▸ What the task requires: Make an exact copy of the records, leaving out the images.

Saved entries
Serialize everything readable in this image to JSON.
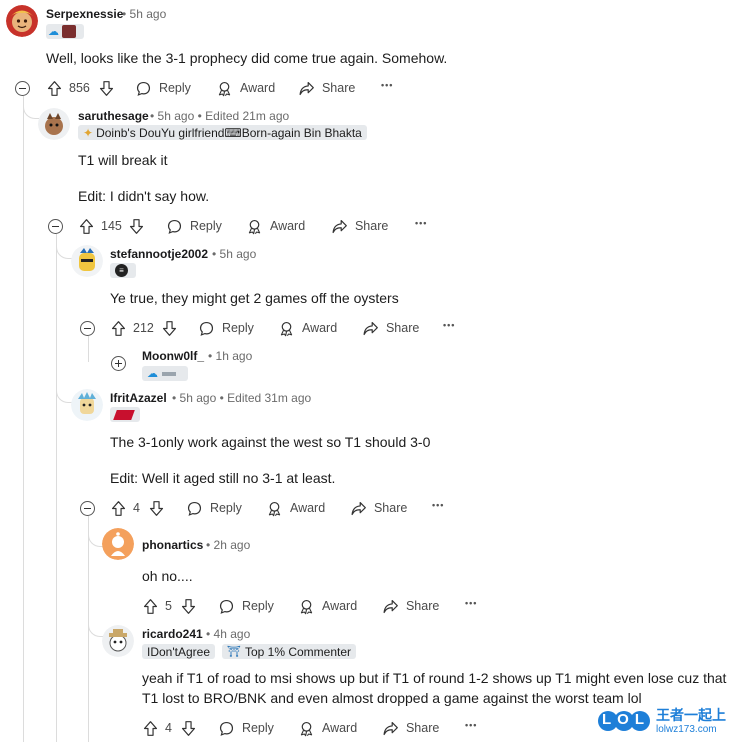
{
  "comments": [
    {
      "id": "c1",
      "user": "Serpexnessie",
      "time": "5h ago",
      "edited": "",
      "flair": "",
      "body": [
        "Well, looks like the 3-1 prophecy did come true again. Somehow."
      ],
      "votes": "856"
    },
    {
      "id": "c2",
      "user": "saruthesage",
      "time": "5h ago",
      "edited": "Edited 21m ago",
      "flair": "Doinb's DouYu girlfriend⌨Born-again Bin Bhakta",
      "body": [
        "T1 will break it",
        "Edit: I didn't say how."
      ],
      "votes": "145"
    },
    {
      "id": "c3",
      "user": "stefannootje2002",
      "time": "5h ago",
      "edited": "",
      "flair": "",
      "body": [
        "Ye true, they might get 2 games off the oysters"
      ],
      "votes": "212"
    },
    {
      "id": "c4",
      "user": "Moonw0lf_",
      "time": "1h ago",
      "edited": "",
      "flair": "",
      "body": [],
      "votes": ""
    },
    {
      "id": "c5",
      "user": "IfritAzazel",
      "time": "5h ago",
      "edited": "Edited 31m ago",
      "flair": "",
      "body": [
        "The 3-1only work against the west so T1 should 3-0",
        "Edit: Well it aged still no 3-1 at least."
      ],
      "votes": "4"
    },
    {
      "id": "c6",
      "user": "phonartics",
      "time": "2h ago",
      "edited": "",
      "flair": "",
      "body": [
        "oh no...."
      ],
      "votes": "5"
    },
    {
      "id": "c7",
      "user": "ricardo241",
      "time": "4h ago",
      "edited": "",
      "flair": "",
      "flair1": "IDon'tAgree",
      "flair2": "Top 1% Commenter",
      "body": [
        "yeah if T1 of road to msi shows up but if T1 of round 1-2 shows up T1 might even lose cuz that",
        "T1 lost to BRO/BNK and even almost dropped a game against the worst team lol"
      ],
      "votes": "4"
    }
  ],
  "actions": {
    "reply": "Reply",
    "award": "Award",
    "share": "Share",
    "more": "•••",
    "sep": "•"
  },
  "watermark": {
    "logo": "LOL",
    "site_cn": "王者一起上",
    "site": "lolwz173.com"
  },
  "colors": {
    "vote_text": "#4a4a4a",
    "meta": "#6b6b6b",
    "thread": "#dcdcdc",
    "watermark": "#1e7fd8"
  },
  "icons": [
    "upvote-icon",
    "downvote-icon",
    "reply-icon",
    "award-icon",
    "share-icon",
    "more-icon",
    "collapse-icon",
    "expand-icon"
  ]
}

▸ Response to this task:
Serialize everything readable in this image to JSON.
{
  "comments": [
    {
      "id": "c1",
      "user": "Serpexnessie",
      "time": "5h ago",
      "edited": "",
      "flair": "",
      "body": [
        "Well, looks like the 3-1 prophecy did come true again. Somehow."
      ],
      "votes": "856"
    },
    {
      "id": "c2",
      "user": "saruthesage",
      "time": "5h ago",
      "edited": "Edited 21m ago",
      "flair": "Doinb's DouYu girlfriend⌨Born-again Bin Bhakta",
      "body": [
        "T1 will break it",
        "Edit: I didn't say how."
      ],
      "votes": "145"
    },
    {
      "id": "c3",
      "user": "stefannootje2002",
      "time": "5h ago",
      "edited": "",
      "flair": "",
      "body": [
        "Ye true, they might get 2 games off the oysters"
      ],
      "votes": "212"
    },
    {
      "id": "c4",
      "user": "Moonw0lf_",
      "time": "1h ago",
      "edited": "",
      "flair": "",
      "body": [],
      "votes": ""
    },
    {
      "id": "c5",
      "user": "IfritAzazel",
      "time": "5h ago",
      "edited": "Edited 31m ago",
      "flair": "",
      "body": [
        "The 3-1only work against the west so T1 should 3-0",
        "Edit: Well it aged still no 3-1 at least."
      ],
      "votes": "4"
    },
    {
      "id": "c6",
      "user": "phonartics",
      "time": "2h ago",
      "edited": "",
      "flair": "",
      "body": [
        "oh no...."
      ],
      "votes": "5"
    },
    {
      "id": "c7",
      "user": "ricardo241",
      "time": "4h ago",
      "edited": "",
      "flair": "",
      "flair1": "IDon'tAgree",
      "flair2": "Top 1% Commenter",
      "body": [
        "yeah if T1 of road to msi shows up but if T1 of round 1-2 shows up T1 might even lose cuz that",
        "T1 lost to BRO/BNK and even almost dropped a game against the worst team lol"
      ],
      "votes": "4"
    }
  ],
  "actions": {
    "reply": "Reply",
    "award": "Award",
    "share": "Share",
    "more": "•••",
    "sep": "•"
  },
  "watermark": {
    "logo": "LOL",
    "site_cn": "王者一起上",
    "site": "lolwz173.com"
  },
  "colors": {
    "vote_text": "#4a4a4a",
    "meta": "#6b6b6b",
    "thread": "#dcdcdc",
    "watermark": "#1e7fd8"
  },
  "icons": [
    "upvote-icon",
    "downvote-icon",
    "reply-icon",
    "award-icon",
    "share-icon",
    "more-icon",
    "collapse-icon",
    "expand-icon"
  ]
}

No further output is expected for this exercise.